As a web designer or developer burnout comes calling when you try to do good work, but you’re not allowed.
- You want to make the app more performant; your boss wants to fill it full of third party trackers
- You want to make the app more accessible; your boss wants you to focus on the ‘able market’ instead
- You want to word the app more clearly; your boss wants to trick users with misleading language
If you are a good developer, and a good person, asked to do shit work, you will burn out.
I probably need to upgrade the Huffduffer server but Maciej nails why that’s an intimidating prospect:
Doing this on a live system is like performing kidney transplants on a playing mariachi band. The best case is that no one notices a change in the music; you chloroform the players one at a time and try to keep a steady hand while the band plays on. The worst case scenario is that the music stops and there is no way to unfix what you broke, just an angry mob. It is very scary.
Recreating Wildlife Photographer of the Year online – part 1 – Introduction and technical approach – Blogs from the Natural History Museum
Now here’s the story from the team that made the website. It’s a great walkthrough of thoughtfully evaluating technologies to figure out the best approach.
John weighs in on the clashing priorities of browser vendors.
Imagine if the web never got CSS. Never got a way to style content in sophisticated ways. It’s hard to imagine its rise to prominence in the early 2000s. I’d not be alone in arguing a similar lack of access to the sort of features inherent to the mobile experience that WebKit and the folks at Mozilla have expressed concern about would (not might) largely consign the Web to an increasingly marginal role.
A Chrome-only API for adding offline content to an index that can be exposed in Android’s “downloads” list. It just shipped in the lastest version of Chrome.
I’m not a fan of browser-specific non-standards but you can treat this as an enhancement—implementing it doesn’t harm non-supporting browsers and you can use feature detection to test for it.
Ariel gave a TED talk and it’s mind-blowingly good!
Robin Hawkes has made a lovely website to go with his newsletter all about maps and spatial goodies.
This is a very nifty use of CSS gradients!
I wrote a while back about one of my favourite photographs but this might just give it a run for its money.
It was only near the end of the 19th century that shutter speeds improved, as did emulsions, meaning that spontaneous moments could be captured. Still, smiling was not part of many cultures. It could be seen as unseemly or undignified, and many people rarely sat for photos anyway.
Sara shares how she programmes with custom properties in CSS. It sounds like her sensible approach aligns quite nicely with Andy’s CUBE CSS methodology.
Oh, and she’s using Fractal to organise her components:

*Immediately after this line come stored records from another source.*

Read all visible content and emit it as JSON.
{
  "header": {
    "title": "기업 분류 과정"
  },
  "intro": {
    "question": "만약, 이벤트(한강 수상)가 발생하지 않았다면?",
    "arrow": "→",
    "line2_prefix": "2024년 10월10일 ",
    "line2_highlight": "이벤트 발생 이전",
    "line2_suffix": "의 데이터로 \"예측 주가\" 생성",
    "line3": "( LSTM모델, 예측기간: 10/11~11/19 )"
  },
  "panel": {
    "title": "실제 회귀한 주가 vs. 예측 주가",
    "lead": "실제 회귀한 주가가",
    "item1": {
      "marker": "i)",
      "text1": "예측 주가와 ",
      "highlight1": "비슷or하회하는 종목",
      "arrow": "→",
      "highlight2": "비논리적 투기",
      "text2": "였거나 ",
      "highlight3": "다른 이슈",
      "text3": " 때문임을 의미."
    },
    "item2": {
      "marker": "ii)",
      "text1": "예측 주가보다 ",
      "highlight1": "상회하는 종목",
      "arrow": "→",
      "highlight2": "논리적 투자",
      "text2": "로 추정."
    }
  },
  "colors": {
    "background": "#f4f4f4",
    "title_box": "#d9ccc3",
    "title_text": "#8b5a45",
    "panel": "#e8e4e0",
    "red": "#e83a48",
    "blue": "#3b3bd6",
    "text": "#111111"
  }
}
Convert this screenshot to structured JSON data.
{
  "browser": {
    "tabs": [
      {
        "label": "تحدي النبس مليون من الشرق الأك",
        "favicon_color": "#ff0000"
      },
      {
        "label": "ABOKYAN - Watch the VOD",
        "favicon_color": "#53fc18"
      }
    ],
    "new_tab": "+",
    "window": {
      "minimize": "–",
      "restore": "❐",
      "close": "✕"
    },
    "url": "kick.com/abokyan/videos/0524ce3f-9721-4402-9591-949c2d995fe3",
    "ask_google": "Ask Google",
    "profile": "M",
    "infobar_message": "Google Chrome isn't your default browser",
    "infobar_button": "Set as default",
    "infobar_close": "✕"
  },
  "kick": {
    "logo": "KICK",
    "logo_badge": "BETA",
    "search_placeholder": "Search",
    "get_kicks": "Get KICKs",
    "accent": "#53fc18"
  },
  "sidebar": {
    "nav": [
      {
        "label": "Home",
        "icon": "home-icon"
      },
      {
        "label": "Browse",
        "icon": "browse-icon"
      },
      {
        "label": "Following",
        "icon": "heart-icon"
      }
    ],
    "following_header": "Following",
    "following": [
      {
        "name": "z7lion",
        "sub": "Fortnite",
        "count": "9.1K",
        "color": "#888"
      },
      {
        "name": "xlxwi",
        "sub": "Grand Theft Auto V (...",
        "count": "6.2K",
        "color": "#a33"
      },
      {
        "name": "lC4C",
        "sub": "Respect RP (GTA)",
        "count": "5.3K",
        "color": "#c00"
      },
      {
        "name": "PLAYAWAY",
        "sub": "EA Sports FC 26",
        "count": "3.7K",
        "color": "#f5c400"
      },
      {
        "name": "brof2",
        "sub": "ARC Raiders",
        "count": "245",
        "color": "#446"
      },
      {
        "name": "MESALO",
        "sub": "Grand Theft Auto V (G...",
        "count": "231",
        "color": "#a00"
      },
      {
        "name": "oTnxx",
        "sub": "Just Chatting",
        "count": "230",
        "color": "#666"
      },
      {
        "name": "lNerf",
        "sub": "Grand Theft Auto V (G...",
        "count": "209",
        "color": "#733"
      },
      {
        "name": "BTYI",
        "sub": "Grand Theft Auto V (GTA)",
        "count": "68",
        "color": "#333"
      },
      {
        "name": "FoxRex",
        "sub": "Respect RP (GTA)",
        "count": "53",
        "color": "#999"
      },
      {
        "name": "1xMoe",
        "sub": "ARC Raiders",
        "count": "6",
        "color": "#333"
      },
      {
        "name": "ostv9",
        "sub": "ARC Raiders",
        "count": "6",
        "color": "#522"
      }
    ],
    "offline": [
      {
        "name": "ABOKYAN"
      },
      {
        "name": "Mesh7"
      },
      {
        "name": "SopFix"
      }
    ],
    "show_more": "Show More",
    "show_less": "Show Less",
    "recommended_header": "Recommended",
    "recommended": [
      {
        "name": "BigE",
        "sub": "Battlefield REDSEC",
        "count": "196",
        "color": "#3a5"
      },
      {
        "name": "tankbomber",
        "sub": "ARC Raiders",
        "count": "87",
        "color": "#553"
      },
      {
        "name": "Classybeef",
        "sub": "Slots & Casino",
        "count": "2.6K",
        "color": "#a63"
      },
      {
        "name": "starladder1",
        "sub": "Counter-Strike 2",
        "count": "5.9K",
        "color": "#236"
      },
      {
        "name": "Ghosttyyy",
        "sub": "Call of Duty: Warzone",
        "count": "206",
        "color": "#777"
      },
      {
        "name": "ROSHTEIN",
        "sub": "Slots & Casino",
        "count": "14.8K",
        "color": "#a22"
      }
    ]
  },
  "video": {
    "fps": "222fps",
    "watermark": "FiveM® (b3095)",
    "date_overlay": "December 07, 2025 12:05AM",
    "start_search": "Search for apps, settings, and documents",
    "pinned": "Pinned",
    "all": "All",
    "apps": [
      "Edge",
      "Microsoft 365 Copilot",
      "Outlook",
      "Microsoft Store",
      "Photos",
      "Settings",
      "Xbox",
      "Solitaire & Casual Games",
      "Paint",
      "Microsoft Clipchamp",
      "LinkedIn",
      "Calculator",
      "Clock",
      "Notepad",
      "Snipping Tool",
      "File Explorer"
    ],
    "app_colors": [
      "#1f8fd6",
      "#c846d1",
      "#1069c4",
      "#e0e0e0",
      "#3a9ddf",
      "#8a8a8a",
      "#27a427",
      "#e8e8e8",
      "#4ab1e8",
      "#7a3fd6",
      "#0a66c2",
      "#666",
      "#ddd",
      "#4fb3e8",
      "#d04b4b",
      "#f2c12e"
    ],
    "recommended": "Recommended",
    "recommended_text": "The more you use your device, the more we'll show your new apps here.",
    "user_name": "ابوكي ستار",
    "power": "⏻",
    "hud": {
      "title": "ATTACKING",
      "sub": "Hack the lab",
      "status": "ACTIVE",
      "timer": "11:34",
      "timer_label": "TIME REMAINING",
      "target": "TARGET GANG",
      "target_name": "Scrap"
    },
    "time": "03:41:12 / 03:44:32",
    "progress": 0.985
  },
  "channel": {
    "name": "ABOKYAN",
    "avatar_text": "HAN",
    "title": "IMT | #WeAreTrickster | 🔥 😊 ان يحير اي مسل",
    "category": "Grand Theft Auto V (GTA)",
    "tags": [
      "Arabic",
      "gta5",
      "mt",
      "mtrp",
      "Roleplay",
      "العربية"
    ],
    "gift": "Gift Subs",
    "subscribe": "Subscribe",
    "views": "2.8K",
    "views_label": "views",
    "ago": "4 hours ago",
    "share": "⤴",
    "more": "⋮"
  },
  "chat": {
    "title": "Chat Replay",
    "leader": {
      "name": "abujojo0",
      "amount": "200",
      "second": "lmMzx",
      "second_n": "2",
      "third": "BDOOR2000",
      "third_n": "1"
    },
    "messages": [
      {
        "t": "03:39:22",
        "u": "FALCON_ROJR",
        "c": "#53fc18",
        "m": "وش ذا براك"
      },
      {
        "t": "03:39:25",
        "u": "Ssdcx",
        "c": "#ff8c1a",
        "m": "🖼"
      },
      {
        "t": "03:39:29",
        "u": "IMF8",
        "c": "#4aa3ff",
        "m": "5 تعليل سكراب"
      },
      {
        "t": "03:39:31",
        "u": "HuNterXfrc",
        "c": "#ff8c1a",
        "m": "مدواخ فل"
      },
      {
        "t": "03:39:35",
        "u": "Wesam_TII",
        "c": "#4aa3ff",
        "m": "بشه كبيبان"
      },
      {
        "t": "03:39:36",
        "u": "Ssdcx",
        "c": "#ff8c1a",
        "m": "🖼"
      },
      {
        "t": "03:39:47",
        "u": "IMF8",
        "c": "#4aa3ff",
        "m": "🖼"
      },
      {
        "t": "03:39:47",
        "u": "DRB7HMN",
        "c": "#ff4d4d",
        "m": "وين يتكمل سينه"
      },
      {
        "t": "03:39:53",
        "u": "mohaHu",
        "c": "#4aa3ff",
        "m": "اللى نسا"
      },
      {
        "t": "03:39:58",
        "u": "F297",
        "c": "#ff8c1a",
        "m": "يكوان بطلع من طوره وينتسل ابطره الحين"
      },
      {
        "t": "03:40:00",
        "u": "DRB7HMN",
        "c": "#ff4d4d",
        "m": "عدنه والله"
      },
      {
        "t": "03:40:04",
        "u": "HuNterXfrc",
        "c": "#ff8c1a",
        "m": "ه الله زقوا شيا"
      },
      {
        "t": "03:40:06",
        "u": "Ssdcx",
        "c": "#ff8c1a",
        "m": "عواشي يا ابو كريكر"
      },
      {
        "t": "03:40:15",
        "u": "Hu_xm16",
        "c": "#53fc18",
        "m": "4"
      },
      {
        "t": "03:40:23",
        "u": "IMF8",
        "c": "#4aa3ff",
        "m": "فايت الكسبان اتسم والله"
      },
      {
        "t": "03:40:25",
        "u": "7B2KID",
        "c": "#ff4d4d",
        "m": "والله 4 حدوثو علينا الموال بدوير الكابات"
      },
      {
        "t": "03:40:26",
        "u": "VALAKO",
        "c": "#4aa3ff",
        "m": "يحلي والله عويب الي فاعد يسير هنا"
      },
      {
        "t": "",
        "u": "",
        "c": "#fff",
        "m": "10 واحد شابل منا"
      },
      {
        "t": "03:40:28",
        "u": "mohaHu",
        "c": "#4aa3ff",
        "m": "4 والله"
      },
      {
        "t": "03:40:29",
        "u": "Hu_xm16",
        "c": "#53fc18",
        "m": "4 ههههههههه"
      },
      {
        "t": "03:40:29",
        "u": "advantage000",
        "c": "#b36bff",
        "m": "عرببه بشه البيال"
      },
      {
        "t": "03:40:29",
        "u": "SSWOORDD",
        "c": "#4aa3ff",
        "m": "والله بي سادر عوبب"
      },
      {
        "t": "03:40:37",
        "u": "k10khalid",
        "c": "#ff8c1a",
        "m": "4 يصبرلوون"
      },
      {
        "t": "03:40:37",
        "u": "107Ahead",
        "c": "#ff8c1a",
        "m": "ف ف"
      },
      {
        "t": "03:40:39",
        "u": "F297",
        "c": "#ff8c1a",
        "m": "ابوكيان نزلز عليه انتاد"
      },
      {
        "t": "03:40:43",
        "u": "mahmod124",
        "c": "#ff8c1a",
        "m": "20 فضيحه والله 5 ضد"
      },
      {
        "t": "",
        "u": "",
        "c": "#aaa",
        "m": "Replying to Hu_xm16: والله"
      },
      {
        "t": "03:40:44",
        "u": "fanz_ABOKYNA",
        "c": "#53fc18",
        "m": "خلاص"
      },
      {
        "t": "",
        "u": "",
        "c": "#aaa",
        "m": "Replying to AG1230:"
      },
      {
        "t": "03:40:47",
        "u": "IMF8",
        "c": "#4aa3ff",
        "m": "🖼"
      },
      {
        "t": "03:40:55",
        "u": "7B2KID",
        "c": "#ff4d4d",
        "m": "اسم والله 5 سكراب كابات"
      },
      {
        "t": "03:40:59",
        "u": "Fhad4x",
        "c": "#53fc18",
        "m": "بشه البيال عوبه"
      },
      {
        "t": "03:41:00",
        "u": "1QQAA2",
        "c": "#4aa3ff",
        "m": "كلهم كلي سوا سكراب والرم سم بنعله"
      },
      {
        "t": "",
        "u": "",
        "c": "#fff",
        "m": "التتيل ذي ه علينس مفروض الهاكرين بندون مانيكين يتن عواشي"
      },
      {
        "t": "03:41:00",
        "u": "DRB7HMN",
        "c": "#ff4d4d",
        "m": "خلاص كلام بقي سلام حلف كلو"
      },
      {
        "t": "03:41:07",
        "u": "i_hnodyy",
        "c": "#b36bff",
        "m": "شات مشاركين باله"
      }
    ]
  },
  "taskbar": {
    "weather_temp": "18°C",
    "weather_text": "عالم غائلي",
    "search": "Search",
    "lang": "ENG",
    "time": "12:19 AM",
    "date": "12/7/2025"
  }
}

I’ve been using Fractal for a couple of years now. I chose it over other pattern library tools because it fit my needs perfectly — I wanted a tool that was unopinionated and flexible enough to allow me to set up and structure my project the way I wanted to. Fractal fit the description perfectly because it is agnostic as to the way I develop or the tools I use.
Chris has put together one of his indispensable deep dives, this time into responsive images. I can see myself referring back to this when I need to be reminded of the syntax of
It went unnamed by Doris Lessing and Cormac McCarthy. William Gibson called it The Jackpot:
On the one hand, naming the crisis allows one to apprehend it, grasp it, fight back against it. On the other hand, no word can fully encompass it, and any term is necessarily a reduction—the essence of “it” or “change” is not any singular instance but rather their constancy.
Memoirs Of A Survivor, The Peripheral, Parable Of The Sower, New York 2140, The Road, Children Of Men, Station Eleven, Severance, The Rapture, Ridley Walker:
Fiction can portray ecologies, timescales, catastrophes, and forms of violence that may be otherwise invisible, or more to the point, unnameable. We will never grasp the pandemic in its entirety, just like we will never see the microbe responsible for it with the naked eye. But we can try to articulate how it has changed us—is changing us.
Spot-on description of “modern” web development. When did this become tolerable, much less normal?
Web developers: maybe stop insisting that your users compile your apps for you? Or admit that you’ll put them through an experience that you certainly don’t tolerate on your own desktops, where you expect to download an app, not to be forced to compile it every time you run it?
Although some communities have listed journalists as “essential workers,” no one claims that status for the keynote speaker. The “work” of being a keynote speaker feels even more ridiculous than usual these days.
Some great practical examples of progressive enhancement on one website:
- using grid layout in CSS,
- using the
pictureelement to provide
webpimages in HTML.
All of those enhancements work great in modern browsers, but the underlying functionality is still available to a browser like Opera Mini on a feature phone.
I never thought of combining the
datalist element with
input type="color"—it’s pretty cool that it just works!
80 geocoding service plans to choose from.
I’m going to squirrel this one away for later—I’ve had to switch geocoding providers in the past, so I have a feeling that this could come in handy.
Tom’s videos are so good! Did you see his excellent in-depth piece on copyright?
This one is all about APIs and the golden age of Web 2.0 when we were free to create mashups.
It pairs nicely with a piece by another Tom from a couple of years back on the joy of Twitterbots.